What you need to do: Here is the listing. Report each line in it that contains the string "status".

Data records:
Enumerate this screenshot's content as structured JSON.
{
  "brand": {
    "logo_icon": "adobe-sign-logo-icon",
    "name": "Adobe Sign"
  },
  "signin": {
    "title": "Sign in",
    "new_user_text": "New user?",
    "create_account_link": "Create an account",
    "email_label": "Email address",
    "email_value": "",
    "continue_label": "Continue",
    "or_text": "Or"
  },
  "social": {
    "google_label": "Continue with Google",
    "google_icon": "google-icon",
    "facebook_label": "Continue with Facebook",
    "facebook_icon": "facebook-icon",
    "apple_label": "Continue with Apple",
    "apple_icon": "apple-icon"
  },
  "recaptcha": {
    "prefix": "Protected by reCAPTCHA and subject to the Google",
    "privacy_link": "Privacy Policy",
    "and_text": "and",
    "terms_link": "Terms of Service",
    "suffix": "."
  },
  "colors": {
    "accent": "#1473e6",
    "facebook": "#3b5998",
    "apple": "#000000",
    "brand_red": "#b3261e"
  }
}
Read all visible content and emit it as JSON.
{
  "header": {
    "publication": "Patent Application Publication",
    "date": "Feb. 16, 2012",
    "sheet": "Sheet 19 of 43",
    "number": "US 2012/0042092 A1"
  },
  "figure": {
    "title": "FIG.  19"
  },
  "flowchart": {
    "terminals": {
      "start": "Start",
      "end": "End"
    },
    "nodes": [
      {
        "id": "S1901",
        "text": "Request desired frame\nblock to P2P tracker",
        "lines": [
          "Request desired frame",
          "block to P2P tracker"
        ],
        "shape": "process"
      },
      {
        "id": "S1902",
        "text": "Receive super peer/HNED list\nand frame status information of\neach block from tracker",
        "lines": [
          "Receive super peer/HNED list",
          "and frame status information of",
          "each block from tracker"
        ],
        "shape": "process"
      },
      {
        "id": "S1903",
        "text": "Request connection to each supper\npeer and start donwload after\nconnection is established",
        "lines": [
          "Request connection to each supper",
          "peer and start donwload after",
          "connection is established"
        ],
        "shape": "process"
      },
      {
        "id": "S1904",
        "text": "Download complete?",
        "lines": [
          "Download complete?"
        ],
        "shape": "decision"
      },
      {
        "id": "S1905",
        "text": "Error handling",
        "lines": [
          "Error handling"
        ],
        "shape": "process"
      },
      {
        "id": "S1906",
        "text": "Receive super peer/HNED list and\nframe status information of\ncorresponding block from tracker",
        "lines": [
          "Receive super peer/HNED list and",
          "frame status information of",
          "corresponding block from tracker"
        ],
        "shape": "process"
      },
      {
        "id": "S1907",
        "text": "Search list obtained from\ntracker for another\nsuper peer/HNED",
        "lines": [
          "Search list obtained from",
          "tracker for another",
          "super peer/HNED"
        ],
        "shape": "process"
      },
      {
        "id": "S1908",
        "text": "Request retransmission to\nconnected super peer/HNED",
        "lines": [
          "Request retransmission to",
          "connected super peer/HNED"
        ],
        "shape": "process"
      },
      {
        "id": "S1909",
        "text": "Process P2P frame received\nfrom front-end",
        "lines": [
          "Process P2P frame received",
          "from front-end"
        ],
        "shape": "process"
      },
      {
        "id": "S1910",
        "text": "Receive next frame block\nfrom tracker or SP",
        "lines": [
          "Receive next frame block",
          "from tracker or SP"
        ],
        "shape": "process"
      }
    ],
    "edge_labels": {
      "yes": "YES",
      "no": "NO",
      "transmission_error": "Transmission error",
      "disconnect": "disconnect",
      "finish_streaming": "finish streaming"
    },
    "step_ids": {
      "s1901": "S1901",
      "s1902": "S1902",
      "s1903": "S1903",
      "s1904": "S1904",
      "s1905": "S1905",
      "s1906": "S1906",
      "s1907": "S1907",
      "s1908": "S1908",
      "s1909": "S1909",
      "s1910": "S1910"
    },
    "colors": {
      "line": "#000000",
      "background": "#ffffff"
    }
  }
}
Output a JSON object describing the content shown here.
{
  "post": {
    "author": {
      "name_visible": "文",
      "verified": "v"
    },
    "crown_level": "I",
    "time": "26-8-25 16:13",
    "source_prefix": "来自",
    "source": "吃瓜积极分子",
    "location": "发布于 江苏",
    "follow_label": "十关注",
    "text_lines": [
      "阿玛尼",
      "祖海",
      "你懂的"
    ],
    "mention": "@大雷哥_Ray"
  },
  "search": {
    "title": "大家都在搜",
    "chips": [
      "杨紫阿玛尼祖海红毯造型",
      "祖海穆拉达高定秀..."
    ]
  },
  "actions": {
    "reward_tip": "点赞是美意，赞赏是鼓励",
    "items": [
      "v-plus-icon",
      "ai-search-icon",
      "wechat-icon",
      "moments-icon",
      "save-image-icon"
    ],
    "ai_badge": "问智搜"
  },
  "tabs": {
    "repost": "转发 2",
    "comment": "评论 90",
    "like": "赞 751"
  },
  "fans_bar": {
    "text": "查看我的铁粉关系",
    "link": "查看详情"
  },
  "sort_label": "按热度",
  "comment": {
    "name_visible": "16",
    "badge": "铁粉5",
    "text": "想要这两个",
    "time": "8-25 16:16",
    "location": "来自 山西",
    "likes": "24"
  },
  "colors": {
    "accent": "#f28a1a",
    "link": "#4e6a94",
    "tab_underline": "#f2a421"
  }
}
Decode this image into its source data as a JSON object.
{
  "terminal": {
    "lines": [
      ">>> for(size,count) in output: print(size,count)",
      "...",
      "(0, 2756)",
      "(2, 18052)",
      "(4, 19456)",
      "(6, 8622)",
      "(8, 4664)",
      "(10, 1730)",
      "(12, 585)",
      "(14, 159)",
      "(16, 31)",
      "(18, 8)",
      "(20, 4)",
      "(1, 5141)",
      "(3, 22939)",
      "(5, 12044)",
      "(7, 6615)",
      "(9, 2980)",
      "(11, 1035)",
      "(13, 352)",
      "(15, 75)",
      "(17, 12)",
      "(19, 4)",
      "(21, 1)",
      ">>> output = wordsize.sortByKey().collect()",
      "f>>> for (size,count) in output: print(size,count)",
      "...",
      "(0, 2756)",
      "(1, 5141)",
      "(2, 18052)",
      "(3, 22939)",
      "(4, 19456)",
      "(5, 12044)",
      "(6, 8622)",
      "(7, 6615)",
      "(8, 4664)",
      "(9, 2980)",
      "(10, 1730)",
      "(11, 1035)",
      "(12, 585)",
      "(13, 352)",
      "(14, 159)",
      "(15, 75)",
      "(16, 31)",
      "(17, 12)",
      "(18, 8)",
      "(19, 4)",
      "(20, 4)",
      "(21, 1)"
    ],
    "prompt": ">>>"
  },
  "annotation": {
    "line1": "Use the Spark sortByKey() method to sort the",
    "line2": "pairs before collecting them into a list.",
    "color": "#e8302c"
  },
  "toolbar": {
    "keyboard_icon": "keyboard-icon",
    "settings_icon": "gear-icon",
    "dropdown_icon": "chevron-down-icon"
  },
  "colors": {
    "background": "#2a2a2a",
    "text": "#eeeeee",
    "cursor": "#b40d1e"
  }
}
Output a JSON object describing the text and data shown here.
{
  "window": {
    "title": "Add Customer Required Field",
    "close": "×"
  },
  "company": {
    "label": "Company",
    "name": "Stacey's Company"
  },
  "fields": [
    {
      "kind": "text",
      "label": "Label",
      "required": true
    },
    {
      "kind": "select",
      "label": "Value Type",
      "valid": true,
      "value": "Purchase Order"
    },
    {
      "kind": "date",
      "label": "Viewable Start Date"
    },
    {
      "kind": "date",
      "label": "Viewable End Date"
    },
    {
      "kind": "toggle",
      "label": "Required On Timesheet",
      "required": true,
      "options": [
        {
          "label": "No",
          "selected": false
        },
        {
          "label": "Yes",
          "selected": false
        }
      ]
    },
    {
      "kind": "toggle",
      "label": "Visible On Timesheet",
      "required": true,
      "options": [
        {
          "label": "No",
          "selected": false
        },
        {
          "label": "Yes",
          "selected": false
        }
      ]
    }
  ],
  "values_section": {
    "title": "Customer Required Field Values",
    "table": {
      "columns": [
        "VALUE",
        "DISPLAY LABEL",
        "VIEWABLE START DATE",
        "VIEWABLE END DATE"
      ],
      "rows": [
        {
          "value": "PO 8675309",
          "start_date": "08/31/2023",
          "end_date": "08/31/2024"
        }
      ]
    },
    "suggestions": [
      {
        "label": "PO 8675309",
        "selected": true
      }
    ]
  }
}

Reply to the exercise:
        "text": "Receive super peer/HNED list\nand frame status information of\neach block from tracker",
          "and frame status information of",
        "text": "Receive super peer/HNED list and\nframe status information of\ncorresponding block from tracker",
          "frame status information of",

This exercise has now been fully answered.